The oval design of the Kemp model represents the flexibility available to the user. A designer can begin at any point in the model and follow through the remaining steps in whichever sequence works best for the instructional design situation. The process lends itself well to iterations, so users can revisit steps as necessary. This model presents three elements that usually are absent in other models: project planning, project management and support services (Hanley, 2009).

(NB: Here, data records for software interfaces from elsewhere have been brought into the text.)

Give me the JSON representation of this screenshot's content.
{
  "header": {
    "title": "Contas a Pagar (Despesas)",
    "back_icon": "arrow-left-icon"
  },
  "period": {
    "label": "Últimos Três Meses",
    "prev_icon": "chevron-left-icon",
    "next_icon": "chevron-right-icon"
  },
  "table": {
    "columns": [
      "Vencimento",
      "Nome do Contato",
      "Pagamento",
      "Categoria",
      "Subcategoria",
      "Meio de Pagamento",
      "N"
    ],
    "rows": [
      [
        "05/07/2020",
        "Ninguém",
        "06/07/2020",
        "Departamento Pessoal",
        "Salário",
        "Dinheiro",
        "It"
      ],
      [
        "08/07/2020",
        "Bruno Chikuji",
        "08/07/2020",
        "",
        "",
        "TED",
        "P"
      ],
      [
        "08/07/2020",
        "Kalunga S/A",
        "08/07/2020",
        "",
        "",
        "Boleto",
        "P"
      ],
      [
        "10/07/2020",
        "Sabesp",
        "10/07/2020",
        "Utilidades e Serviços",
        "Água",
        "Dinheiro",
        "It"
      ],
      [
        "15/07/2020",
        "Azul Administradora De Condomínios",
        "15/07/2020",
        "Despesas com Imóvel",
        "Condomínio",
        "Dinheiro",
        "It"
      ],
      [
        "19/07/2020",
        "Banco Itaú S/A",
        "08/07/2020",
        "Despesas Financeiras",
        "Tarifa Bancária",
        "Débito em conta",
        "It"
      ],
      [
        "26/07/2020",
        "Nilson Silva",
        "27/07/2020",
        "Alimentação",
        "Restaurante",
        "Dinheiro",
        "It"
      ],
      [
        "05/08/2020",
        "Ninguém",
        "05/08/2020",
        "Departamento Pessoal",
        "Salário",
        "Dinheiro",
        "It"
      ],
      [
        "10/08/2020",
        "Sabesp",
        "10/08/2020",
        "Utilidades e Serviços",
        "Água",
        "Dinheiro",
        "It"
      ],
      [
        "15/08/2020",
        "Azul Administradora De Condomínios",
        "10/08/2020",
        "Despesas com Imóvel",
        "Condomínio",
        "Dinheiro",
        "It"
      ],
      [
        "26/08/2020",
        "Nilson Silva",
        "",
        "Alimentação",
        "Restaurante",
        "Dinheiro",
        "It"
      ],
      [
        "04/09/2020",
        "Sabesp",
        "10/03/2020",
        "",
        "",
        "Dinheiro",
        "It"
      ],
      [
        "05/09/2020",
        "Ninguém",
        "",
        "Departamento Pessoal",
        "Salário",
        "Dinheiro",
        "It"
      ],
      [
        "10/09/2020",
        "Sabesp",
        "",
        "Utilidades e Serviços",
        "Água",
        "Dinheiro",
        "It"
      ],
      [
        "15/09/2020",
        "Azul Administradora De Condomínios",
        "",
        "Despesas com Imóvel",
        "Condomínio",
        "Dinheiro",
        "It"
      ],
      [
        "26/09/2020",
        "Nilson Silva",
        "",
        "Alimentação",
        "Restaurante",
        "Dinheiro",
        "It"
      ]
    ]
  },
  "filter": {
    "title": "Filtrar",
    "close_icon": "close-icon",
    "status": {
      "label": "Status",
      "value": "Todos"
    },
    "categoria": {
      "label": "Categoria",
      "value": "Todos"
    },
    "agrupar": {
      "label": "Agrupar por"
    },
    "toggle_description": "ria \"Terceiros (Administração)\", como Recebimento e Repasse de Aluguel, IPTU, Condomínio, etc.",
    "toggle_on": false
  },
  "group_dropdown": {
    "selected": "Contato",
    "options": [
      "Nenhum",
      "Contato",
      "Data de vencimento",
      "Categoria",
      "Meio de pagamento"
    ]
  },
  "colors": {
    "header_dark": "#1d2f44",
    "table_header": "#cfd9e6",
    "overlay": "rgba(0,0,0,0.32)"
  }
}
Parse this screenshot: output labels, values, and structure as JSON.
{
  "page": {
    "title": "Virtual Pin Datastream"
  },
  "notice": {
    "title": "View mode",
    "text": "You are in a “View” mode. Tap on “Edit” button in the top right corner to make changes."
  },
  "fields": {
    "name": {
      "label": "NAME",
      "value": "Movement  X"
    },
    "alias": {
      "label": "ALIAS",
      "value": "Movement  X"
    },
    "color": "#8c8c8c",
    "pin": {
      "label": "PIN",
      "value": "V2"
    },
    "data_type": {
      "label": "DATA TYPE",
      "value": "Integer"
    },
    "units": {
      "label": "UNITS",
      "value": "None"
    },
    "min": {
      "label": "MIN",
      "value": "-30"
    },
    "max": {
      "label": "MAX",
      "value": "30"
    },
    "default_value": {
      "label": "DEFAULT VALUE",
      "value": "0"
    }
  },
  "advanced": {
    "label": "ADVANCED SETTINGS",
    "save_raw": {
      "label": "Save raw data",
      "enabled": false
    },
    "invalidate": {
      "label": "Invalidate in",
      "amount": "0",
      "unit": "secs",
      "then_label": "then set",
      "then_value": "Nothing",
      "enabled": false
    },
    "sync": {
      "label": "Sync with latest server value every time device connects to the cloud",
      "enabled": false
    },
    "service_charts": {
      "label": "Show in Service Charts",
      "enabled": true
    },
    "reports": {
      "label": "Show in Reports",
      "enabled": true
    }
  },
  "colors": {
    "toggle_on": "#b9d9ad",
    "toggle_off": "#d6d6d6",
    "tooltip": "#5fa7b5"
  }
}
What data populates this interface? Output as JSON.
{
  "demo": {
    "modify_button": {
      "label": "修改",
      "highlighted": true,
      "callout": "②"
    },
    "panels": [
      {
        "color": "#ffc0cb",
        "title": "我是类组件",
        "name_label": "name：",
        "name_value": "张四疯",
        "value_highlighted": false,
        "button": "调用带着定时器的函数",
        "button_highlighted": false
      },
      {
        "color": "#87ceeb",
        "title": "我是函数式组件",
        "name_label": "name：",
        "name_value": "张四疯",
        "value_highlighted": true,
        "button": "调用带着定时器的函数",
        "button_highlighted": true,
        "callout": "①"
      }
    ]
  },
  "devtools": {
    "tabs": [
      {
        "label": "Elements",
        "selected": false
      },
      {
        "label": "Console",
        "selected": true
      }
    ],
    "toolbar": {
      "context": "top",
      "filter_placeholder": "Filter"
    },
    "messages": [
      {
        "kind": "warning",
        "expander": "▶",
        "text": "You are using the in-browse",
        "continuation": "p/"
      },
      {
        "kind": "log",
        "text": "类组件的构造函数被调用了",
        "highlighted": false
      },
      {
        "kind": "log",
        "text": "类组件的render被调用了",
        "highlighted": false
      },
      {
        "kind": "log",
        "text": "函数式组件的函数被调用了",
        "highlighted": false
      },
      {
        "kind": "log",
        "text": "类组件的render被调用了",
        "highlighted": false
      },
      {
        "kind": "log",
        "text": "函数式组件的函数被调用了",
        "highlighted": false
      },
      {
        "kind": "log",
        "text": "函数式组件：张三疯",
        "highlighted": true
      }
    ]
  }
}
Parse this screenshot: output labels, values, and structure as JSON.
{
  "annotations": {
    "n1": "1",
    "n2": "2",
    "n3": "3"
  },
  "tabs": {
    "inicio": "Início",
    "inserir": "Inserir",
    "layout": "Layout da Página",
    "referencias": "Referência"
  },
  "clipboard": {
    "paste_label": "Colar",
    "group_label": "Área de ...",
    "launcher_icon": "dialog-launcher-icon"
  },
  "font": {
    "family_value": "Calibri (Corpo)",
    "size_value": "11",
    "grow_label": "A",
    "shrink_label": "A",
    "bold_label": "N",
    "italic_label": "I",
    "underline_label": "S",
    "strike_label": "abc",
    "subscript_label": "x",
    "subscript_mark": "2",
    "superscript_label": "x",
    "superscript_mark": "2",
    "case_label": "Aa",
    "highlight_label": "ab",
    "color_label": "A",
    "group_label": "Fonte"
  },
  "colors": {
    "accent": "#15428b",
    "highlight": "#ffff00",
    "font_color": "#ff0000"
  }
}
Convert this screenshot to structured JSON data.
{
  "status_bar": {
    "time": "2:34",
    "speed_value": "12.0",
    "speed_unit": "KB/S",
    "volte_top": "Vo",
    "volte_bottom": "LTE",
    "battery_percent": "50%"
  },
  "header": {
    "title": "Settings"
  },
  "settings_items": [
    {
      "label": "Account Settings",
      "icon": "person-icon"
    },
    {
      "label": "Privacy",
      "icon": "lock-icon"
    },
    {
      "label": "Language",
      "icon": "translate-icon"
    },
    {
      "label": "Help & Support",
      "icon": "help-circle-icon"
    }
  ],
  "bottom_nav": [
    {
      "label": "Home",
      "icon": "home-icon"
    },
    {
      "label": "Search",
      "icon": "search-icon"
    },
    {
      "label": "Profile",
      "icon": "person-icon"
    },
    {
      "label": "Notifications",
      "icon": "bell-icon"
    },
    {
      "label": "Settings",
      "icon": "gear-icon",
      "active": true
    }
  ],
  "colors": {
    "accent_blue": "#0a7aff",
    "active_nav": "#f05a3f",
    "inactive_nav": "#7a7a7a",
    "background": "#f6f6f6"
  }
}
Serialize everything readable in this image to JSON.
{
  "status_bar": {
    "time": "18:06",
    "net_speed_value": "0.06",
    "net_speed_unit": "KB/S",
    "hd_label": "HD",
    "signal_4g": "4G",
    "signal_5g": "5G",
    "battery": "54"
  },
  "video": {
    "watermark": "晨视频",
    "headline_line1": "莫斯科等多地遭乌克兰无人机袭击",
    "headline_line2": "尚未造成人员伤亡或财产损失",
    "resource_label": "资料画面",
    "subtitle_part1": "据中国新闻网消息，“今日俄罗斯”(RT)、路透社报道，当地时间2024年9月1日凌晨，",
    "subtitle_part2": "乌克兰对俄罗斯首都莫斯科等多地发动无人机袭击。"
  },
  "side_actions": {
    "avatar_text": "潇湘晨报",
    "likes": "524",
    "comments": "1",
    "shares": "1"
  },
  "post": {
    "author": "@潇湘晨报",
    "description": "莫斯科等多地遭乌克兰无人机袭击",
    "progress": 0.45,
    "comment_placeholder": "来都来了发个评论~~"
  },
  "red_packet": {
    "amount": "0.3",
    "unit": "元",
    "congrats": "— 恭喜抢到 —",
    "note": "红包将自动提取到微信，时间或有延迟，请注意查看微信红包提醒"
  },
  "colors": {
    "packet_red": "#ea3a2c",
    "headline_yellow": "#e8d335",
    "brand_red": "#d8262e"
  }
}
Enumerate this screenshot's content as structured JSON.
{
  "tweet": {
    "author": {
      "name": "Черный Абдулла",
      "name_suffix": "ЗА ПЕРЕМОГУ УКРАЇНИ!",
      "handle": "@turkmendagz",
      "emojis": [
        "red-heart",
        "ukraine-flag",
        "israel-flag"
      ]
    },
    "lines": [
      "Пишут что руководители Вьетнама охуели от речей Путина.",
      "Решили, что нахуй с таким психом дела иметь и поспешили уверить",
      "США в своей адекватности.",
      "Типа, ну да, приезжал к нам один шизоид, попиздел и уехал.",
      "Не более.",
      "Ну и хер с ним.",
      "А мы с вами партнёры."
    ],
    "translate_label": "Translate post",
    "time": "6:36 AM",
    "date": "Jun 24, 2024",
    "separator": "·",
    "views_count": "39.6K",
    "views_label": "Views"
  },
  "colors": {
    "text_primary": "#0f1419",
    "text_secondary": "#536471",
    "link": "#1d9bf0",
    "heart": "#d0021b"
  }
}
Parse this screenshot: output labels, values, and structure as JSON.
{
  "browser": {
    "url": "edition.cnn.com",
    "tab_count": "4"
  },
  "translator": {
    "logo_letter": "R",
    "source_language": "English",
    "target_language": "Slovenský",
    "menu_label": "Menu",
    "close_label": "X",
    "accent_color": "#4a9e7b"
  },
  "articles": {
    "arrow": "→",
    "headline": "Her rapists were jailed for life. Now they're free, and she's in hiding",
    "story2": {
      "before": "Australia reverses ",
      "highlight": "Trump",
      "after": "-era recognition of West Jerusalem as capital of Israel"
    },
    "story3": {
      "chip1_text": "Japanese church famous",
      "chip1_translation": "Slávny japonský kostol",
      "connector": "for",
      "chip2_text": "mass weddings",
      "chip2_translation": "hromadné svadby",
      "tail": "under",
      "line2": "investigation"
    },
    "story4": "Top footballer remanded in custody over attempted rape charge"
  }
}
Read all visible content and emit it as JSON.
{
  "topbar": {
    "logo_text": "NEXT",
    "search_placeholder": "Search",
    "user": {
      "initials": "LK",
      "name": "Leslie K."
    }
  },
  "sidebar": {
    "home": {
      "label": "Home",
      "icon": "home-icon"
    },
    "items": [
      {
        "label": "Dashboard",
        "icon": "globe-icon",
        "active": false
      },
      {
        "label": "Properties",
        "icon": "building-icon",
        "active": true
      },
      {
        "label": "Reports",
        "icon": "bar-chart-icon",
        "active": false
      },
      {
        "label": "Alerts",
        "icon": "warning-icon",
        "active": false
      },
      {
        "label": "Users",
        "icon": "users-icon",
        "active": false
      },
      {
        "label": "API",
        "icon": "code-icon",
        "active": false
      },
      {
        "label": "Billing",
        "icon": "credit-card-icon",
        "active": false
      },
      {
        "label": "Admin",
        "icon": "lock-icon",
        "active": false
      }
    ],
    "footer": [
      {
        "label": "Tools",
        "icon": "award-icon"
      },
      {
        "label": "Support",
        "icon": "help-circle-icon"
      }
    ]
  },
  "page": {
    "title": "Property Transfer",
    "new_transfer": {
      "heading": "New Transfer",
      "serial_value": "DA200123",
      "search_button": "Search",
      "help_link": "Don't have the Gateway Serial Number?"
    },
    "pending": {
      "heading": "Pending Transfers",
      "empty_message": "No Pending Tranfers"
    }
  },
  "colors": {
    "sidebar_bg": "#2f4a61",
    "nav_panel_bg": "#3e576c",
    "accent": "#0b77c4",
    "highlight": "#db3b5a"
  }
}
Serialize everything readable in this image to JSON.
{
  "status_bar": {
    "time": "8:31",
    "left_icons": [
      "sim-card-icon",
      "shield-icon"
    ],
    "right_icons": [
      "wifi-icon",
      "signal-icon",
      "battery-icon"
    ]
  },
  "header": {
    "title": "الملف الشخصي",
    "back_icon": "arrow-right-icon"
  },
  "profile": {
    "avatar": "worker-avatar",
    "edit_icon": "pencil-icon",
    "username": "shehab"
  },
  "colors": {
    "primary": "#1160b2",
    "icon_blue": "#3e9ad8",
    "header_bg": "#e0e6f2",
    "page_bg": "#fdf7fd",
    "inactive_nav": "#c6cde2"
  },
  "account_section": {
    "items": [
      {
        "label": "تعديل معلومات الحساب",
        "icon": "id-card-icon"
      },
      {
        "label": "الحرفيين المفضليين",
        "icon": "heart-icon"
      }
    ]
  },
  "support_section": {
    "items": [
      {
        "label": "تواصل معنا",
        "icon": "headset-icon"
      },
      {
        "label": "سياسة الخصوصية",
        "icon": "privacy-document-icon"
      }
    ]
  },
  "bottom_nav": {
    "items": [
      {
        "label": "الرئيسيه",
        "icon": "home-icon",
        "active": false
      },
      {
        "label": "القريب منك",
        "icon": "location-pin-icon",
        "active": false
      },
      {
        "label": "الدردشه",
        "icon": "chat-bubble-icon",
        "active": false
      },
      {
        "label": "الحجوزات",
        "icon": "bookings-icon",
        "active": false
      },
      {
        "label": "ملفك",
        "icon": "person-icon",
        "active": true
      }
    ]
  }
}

According to Michael Hanley (2009), the Morrison, Ross and Kemp model has three characteristics that differentiate it from other models:
1. Instruction is considered from the perspective of the learner
2. Takes a general system or even object- oriented view towards instructional development
3. Emphasizes management of the instructional design process

Learning Theory

We concluded that the Morrison, Ross and Kemp Model falls under the cognitivism theory because it “describes a holistic approach to instructional design that considers all factors in the environment,” recognizing that there is a process behind the model (Hanley,2009). According to Jerome Bruner & Lev Vygotsky, the cognitivism implies deep processing: exploring, organizing, and synthesizing content (Mergel, 1998).

The premise of this model where the instruction is considered from the perspective of the learner could be related with the cognitivism approach where “learners process, store, and retrieve information for use” (Mergel, 1998).

Another link that appears between the Kemp Model and the cognitivism theory, is the use of a schema – an internal knowledge structure. In the model, the design and development process is defined as an “iterative cycle that needs constant planning, design, development and assessment to ensure effective instruction” (Hanley, 2009).

E-Learning Design

According to Gustafson and Branch (2002), the Kemp model is a “classroom-oriented” model—and based on our analysis, this includes the virtual classroom as well. The model focuses on the design on the perspective of the learner by recommending that the following questions are answered during the design process:

(1) What level of readiness do individual students need for accomplishing the objectives?
(2) What instructional strategies are most appropriate in terms of objectives and student characteristics?
(3) What media or other resources are most suitable?
(4) What support is needed for successful learning?
(5) How is achievement of objectives determined?
(6) What revisions are necessary if a tryout of the program does not match expectations?

The format of the Kemp model lends itself very well to e-learning. By answering the questions above and following all the elements of the Kemp model, an instructional designer creating online curriculum would successfully explore all the options available for online learning. Since the e-learning environment is ever-changing, the Kemp model’s dedication to re-evaluation and iterative cycles will be very valuable to the designer.


Akbulut, Y. (2007, April 1). Implications of two well-known models for instructional designers in distance education: Dick-
Carey versus Morrison-Ross-Kemp. Retrieved from

Gustafson, K.L., & Branch, R.M. (2002). Survey of instructional development models. Syracuse, NY: Eric Clearinghouse on
Information and Technology.

Hanley, M. (2009, June 10). Discovering instructional design 11: the Kemp Model. Retrieved from

Kemp, J. E., Morrison, G. R., & Ross, S. V. (2004). Design effective instruction, (4th Ed.). New York: John Wiley & Sons.

Mappin, D., Phan, R., Kelly, M., & Bratt, S. (2004, October 2). Module 4: An overview of instructional systems design. Retrieved from

Mergel, B. (1998, May). Instructional Design and Learning Theory. Retrieved from